### TASK GOAL
Write out the following records exactly, each one in full.

### DATA RECORDS
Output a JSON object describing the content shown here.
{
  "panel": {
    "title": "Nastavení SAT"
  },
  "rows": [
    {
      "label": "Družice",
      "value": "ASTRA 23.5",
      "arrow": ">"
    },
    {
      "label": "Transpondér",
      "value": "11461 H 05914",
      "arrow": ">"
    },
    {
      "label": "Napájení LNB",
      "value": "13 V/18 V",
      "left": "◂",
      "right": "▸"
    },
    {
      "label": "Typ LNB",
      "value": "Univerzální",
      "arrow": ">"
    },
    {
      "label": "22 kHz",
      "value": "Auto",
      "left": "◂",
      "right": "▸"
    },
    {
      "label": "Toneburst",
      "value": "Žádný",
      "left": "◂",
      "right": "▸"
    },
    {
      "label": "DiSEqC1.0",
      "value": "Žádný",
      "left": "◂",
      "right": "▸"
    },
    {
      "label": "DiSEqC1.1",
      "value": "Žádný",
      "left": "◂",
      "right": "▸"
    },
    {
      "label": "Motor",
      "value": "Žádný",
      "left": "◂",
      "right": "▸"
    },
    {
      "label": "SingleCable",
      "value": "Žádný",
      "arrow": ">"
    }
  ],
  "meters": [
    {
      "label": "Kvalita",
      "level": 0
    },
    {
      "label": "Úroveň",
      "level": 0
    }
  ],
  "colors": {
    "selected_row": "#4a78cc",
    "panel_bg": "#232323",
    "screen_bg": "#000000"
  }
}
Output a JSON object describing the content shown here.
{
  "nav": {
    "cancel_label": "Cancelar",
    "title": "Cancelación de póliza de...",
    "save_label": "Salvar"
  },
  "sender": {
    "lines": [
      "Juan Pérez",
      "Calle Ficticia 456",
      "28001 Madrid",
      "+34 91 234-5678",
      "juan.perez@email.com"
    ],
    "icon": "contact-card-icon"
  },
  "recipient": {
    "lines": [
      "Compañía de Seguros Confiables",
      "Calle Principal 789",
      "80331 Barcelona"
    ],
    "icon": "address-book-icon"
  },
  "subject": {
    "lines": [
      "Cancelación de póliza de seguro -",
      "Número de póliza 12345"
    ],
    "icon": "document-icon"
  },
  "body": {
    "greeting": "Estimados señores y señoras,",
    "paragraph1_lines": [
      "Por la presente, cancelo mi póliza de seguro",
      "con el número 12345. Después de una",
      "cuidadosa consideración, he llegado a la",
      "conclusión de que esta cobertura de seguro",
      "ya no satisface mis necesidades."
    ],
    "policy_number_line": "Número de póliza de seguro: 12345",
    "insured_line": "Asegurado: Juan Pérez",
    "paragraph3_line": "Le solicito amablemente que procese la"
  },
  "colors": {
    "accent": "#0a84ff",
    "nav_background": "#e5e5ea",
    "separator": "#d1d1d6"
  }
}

### EXERCISE RESULT
Output a JSON object describing the content shown here.
{
  "panel": {
    "title": "Nastavení SAT"
  },
  "rows": [
    {
      "label": "Družice",
      "value": "ASTRA 23.5",
      "arrow": ">"
    },
    {
      "label": "Transpondér",
      "value": "11461 H 05914",
      "arrow": ">"
    },
    {
      "label": "Napájení LNB",
      "value": "13 V/18 V",
      "left": "◂",
      "right": "▸"
    },
    {
      "label": "Typ LNB",
      "value": "Univerzální",
      "arrow": ">"
    },
    {
      "label": "22 kHz",
      "value": "Auto",
      "left": "◂",
      "right": "▸"
    },
    {
      "label": "Toneburst",
      "value": "Žádný",
      "left": "◂",
      "right": "▸"
    },
    {
      "label": "DiSEqC1.0",
      "value": "Žádný",
      "left": "◂",
      "right": "▸"
    },
    {
      "label": "DiSEqC1.1",
      "value": "Žádný",
      "left": "◂",
      "right": "▸"
    },
    {
      "label": "Motor",
      "value": "Žádný",
      "left": "◂",
      "right": "▸"
    },
    {
      "label": "SingleCable",
      "value": "Žádný",
      "arrow": ">"
    }
  ],
  "meters": [
    {
      "label": "Kvalita",
      "level": 0
    },
    {
      "label": "Úroveň",
      "level": 0
    }
  ],
  "colors": {
    "selected_row": "#4a78cc",
    "panel_bg": "#232323",
    "screen_bg": "#000000"
  }
}
Output a JSON object describing the content shown here.
{
  "nav": {
    "cancel_label": "Cancelar",
    "title": "Cancelación de póliza de...",
    "save_label": "Salvar"
  },
  "sender": {
    "lines": [
      "Juan Pérez",
      "Calle Ficticia 456",
      "28001 Madrid",
      "+34 91 234-5678",
      "juan.perez@email.com"
    ],
    "icon": "contact-card-icon"
  },
  "recipient": {
    "lines": [
      "Compañía de Seguros Confiables",
      "Calle Principal 789",
      "80331 Barcelona"
    ],
    "icon": "address-book-icon"
  },
  "subject": {
    "lines": [
      "Cancelación de póliza de seguro -",
      "Número de póliza 12345"
    ],
    "icon": "document-icon"
  },
  "body": {
    "greeting": "Estimados señores y señoras,",
    "paragraph1_lines": [
      "Por la presente, cancelo mi póliza de seguro",
      "con el número 12345. Después de una",
      "cuidadosa consideración, he llegado a la",
      "conclusión de que esta cobertura de seguro",
      "ya no satisface mis necesidades."
    ],
    "policy_number_line": "Número de póliza de seguro: 12345",
    "insured_line": "Asegurado: Juan Pérez",
    "paragraph3_line": "Le solicito amablemente que procese la"
  },
  "colors": {
    "accent": "#0a84ff",
    "nav_background": "#e5e5ea",
    "separator": "#d1d1d6"
  }
}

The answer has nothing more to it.